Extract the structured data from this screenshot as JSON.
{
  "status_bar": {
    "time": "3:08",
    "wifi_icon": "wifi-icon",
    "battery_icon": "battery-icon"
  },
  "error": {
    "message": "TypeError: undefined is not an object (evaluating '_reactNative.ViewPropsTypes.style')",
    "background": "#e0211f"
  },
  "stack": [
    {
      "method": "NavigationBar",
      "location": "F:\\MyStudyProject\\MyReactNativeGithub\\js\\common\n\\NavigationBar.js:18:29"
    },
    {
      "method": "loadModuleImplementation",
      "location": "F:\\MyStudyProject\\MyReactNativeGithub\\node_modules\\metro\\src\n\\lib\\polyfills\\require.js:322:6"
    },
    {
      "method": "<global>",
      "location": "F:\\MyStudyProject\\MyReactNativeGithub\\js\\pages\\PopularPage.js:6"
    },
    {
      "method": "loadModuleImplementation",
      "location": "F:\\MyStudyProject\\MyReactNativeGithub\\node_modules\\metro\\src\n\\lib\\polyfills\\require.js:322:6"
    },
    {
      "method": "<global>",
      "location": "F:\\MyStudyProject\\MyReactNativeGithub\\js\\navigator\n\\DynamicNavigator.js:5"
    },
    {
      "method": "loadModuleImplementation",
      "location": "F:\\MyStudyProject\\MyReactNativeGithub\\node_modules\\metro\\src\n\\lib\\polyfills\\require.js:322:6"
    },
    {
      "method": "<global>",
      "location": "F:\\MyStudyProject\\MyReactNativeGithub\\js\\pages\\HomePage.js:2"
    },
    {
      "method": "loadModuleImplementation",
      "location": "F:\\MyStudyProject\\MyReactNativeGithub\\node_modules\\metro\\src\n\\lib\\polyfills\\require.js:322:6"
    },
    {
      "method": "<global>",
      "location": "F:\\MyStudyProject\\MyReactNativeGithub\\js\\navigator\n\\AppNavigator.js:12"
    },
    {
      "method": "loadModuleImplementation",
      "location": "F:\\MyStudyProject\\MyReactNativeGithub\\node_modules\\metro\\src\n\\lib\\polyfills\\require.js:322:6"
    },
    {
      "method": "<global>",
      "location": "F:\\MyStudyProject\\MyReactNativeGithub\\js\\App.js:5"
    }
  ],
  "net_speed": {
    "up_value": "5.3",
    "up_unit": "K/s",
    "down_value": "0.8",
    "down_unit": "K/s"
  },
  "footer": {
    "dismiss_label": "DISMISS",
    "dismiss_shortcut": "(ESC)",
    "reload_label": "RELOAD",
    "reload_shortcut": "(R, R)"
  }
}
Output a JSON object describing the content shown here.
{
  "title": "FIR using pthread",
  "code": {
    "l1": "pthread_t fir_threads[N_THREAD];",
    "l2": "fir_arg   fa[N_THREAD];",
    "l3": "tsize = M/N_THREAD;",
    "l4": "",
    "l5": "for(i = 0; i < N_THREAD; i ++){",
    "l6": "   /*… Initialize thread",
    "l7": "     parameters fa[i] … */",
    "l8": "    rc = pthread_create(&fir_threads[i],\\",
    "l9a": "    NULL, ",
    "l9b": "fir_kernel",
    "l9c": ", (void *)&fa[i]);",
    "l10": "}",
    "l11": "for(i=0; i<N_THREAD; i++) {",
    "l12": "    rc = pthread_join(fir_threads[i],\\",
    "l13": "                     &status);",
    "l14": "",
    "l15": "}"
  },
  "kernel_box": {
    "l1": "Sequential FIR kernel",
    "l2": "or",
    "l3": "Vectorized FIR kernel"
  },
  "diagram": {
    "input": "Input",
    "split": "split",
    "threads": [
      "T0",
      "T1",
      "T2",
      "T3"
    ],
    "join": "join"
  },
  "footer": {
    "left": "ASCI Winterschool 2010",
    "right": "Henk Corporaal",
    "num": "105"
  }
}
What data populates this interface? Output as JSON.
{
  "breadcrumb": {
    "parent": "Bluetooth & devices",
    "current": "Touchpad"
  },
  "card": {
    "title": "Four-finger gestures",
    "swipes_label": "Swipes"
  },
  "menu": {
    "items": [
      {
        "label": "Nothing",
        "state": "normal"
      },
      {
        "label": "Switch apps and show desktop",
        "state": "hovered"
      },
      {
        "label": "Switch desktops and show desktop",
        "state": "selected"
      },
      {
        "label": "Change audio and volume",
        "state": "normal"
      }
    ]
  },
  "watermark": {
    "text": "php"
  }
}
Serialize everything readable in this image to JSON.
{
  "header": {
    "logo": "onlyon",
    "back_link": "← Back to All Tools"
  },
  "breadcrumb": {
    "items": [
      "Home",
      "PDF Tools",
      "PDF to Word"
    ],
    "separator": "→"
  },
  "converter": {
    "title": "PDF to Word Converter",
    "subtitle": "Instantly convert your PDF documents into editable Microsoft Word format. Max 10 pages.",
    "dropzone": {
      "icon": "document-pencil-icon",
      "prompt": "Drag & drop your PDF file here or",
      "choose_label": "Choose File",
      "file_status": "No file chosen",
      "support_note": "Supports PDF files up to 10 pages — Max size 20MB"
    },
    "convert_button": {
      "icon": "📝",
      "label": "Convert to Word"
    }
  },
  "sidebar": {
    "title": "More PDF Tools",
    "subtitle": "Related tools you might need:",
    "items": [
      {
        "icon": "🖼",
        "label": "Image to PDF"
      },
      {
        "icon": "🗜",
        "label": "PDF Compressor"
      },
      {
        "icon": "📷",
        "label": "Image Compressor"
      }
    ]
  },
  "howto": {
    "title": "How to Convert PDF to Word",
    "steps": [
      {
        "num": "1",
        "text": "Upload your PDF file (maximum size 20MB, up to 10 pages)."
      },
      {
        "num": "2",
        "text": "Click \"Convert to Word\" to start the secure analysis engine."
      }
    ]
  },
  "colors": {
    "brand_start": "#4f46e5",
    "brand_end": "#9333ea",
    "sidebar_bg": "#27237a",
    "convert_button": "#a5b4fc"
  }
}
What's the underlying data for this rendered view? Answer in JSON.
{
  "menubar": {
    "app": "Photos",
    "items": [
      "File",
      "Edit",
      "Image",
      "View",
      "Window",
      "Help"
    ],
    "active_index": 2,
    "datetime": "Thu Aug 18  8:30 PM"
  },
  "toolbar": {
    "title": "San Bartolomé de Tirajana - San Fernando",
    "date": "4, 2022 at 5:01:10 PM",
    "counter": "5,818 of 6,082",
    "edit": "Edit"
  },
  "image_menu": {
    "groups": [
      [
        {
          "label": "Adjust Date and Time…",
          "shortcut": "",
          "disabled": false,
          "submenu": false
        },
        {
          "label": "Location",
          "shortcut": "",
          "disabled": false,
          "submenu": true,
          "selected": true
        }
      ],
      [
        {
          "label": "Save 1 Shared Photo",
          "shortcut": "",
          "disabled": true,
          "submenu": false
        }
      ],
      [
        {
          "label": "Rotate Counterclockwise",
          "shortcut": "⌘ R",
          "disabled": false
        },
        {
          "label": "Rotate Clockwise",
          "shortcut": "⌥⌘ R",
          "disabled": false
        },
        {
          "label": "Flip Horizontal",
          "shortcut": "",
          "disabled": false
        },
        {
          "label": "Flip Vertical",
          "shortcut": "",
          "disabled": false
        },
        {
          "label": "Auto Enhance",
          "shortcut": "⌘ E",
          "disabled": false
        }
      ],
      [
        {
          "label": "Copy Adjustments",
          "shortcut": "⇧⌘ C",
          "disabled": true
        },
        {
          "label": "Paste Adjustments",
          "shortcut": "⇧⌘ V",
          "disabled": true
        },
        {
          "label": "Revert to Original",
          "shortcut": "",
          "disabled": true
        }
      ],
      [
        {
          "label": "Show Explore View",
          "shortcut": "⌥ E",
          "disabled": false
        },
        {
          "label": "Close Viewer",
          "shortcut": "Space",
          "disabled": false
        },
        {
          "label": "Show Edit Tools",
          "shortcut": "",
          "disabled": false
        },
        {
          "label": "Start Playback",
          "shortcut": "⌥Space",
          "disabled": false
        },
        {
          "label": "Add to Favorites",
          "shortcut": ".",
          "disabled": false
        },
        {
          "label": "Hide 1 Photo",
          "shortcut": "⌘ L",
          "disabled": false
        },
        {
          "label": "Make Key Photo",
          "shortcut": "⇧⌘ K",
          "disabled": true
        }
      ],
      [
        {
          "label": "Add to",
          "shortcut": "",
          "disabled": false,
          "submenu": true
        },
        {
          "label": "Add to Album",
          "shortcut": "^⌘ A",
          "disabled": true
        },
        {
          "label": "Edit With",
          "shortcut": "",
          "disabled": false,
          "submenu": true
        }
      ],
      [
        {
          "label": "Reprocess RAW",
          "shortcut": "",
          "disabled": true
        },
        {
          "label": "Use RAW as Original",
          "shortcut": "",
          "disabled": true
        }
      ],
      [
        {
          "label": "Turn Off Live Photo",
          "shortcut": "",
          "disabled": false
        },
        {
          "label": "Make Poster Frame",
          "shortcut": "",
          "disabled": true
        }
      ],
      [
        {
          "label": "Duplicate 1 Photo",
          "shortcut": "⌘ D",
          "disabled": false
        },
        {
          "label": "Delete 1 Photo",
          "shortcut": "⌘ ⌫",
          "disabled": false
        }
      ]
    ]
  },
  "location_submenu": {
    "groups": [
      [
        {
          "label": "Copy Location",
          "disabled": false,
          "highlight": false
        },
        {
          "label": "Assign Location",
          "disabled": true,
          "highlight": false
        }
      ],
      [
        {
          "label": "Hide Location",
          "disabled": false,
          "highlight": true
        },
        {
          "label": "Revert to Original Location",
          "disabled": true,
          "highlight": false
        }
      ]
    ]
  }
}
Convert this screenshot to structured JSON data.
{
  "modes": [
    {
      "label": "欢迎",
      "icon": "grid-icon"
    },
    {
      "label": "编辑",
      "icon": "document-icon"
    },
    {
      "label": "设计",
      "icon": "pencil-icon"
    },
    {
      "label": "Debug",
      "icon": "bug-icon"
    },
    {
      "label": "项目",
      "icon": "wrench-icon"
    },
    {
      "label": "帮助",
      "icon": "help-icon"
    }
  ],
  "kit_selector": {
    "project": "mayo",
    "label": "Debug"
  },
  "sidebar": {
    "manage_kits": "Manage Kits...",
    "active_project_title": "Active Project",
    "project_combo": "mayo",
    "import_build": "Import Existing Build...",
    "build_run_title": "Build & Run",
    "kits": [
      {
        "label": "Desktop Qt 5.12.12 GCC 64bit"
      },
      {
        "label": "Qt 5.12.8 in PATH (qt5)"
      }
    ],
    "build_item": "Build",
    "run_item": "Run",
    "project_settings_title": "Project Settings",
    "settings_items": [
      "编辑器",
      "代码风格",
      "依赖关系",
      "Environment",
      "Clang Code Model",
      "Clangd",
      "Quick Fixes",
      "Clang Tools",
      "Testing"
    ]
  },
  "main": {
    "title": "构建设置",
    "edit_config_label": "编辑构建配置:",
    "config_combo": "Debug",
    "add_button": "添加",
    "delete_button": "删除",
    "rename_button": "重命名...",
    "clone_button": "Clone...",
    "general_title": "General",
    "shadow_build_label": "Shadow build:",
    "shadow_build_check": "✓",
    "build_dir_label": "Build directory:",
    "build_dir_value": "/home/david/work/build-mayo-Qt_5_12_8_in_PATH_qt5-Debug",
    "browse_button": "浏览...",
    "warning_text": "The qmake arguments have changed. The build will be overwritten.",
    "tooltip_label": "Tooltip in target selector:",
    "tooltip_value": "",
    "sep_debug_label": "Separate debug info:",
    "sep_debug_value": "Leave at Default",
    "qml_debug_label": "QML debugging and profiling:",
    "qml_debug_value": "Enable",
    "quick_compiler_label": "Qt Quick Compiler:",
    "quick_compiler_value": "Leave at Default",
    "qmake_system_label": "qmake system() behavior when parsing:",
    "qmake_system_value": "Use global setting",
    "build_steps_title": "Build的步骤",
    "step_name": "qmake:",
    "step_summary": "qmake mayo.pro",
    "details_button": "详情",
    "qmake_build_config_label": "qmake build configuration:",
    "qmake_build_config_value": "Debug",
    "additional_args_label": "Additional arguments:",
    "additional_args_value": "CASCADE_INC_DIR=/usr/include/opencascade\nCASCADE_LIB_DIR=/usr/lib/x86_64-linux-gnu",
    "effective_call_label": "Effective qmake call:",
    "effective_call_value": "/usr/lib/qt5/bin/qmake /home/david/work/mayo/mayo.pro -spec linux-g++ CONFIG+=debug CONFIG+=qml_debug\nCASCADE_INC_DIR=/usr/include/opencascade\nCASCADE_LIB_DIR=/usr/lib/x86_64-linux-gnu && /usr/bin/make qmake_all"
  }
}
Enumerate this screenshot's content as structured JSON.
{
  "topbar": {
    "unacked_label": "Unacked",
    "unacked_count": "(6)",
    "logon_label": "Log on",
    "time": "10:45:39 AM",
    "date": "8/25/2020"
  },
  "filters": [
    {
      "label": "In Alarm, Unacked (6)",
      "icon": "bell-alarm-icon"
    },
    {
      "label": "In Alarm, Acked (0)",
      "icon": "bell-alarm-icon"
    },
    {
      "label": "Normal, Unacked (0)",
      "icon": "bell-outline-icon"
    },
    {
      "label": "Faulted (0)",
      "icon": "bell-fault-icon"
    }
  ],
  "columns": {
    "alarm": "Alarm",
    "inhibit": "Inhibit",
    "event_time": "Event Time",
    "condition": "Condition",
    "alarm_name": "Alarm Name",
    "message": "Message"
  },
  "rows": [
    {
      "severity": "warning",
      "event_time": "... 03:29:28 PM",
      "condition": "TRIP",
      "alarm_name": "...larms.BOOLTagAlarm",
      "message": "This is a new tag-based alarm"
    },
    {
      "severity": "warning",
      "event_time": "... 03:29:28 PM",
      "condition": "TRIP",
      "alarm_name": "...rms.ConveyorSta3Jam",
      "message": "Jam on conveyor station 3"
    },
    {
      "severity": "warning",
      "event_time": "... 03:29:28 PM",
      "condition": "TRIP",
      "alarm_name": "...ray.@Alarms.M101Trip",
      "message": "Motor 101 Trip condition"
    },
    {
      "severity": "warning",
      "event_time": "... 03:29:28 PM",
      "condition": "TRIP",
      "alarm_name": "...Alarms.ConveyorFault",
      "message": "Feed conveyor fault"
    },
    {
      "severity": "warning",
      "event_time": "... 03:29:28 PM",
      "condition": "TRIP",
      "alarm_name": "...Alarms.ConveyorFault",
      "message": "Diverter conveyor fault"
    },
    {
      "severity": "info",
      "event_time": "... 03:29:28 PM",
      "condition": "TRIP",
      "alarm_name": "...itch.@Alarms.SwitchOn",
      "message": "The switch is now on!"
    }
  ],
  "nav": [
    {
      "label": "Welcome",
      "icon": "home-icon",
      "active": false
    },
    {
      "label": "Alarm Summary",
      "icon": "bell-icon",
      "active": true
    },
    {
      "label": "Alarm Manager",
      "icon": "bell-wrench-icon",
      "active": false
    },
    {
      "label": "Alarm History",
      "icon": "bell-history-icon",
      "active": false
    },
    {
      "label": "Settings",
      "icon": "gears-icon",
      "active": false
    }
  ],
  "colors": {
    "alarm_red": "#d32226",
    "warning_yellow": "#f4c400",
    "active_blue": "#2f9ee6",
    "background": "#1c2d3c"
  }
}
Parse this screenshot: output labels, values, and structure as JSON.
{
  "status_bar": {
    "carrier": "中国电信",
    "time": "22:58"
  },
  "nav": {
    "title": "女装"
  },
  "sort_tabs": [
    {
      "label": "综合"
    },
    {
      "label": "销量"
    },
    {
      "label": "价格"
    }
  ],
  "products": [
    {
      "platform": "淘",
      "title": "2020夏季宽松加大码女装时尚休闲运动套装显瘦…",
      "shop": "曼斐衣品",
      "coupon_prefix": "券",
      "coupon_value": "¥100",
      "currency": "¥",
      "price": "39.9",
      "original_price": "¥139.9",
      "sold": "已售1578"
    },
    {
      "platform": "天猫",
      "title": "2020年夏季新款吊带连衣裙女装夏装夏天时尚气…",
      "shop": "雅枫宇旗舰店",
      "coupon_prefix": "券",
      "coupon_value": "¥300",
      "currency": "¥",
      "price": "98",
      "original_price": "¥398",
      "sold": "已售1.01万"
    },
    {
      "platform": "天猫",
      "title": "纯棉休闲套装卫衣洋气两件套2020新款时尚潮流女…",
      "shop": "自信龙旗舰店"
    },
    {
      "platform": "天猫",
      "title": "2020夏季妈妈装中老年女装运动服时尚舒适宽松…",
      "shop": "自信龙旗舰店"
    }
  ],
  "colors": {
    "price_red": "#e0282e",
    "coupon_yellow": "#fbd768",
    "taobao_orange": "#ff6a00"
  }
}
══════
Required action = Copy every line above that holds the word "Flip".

Result for this task =
          "label": "Flip Horizontal",
          "label": "Flip Vertical",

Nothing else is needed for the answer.